• [EXERCISE OBJECTIVE]
Compute how many lines in the records below contain the string "public" and give that number without other output.
__________
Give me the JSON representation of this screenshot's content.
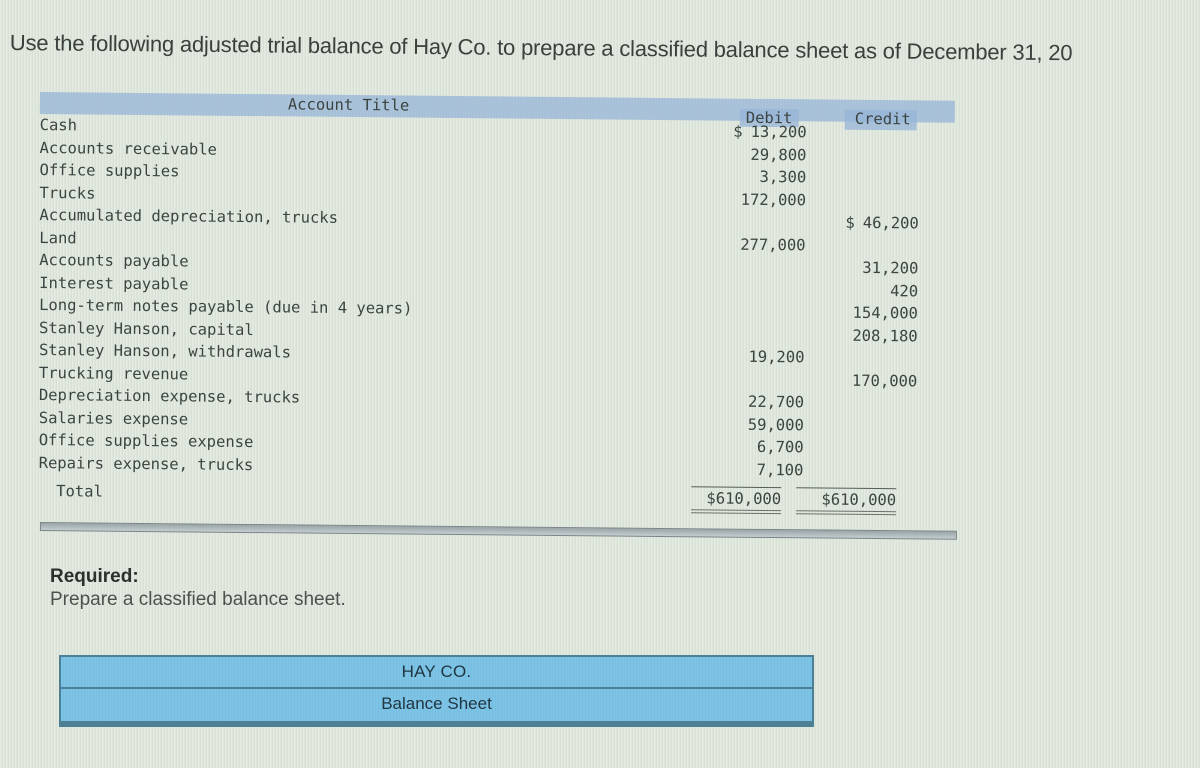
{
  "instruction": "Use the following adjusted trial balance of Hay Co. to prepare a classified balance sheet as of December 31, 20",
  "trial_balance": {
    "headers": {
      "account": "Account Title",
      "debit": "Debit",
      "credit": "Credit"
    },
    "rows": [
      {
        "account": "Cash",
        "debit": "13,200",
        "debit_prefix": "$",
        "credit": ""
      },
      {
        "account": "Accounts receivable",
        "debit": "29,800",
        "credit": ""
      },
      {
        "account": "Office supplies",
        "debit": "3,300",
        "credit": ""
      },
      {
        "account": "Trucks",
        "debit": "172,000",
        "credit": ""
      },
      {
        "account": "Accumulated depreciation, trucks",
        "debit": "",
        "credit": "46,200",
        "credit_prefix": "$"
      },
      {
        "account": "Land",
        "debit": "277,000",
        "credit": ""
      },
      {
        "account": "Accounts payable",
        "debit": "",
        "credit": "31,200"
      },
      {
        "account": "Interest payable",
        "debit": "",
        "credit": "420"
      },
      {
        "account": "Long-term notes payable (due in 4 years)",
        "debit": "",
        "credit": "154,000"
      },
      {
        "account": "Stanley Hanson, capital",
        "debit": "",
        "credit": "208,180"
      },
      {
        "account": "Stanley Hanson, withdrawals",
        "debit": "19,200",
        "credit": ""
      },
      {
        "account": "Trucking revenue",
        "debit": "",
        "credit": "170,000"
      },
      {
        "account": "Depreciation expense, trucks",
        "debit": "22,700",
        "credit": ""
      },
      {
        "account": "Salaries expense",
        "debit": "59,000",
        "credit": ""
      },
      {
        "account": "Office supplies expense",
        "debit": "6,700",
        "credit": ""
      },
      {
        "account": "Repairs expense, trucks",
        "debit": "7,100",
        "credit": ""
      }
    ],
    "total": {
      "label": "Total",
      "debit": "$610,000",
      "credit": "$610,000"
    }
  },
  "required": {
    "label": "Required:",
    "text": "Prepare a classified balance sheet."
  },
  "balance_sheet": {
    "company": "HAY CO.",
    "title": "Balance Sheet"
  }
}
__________
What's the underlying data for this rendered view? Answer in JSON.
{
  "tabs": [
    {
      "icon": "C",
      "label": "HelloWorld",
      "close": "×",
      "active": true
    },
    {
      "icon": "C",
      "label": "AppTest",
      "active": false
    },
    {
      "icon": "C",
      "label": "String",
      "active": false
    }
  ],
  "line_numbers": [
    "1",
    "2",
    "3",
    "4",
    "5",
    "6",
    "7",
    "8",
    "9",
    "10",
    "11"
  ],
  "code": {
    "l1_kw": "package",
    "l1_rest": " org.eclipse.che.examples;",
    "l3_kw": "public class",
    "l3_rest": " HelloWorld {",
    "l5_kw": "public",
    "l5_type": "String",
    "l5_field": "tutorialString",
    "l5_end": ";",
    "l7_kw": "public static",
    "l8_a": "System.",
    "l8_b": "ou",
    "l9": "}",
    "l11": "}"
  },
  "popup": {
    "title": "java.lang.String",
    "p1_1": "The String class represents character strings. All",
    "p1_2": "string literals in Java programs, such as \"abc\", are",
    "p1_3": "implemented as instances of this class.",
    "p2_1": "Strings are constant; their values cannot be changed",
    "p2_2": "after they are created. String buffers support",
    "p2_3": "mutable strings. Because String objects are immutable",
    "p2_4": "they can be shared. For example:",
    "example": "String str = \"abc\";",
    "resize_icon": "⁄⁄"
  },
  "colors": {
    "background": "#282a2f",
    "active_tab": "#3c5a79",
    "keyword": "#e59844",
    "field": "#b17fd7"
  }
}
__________
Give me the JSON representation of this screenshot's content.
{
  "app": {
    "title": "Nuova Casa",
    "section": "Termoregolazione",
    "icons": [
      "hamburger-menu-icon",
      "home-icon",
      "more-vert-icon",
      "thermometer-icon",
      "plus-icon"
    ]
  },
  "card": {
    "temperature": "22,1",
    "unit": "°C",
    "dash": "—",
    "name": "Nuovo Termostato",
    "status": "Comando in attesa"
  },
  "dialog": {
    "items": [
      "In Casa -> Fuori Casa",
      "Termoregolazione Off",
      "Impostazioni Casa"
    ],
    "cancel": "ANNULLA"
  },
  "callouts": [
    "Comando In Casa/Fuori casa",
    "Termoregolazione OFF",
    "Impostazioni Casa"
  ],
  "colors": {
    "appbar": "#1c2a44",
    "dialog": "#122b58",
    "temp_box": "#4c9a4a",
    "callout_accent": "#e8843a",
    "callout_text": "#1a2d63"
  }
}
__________
• [ANSWER BOX]
3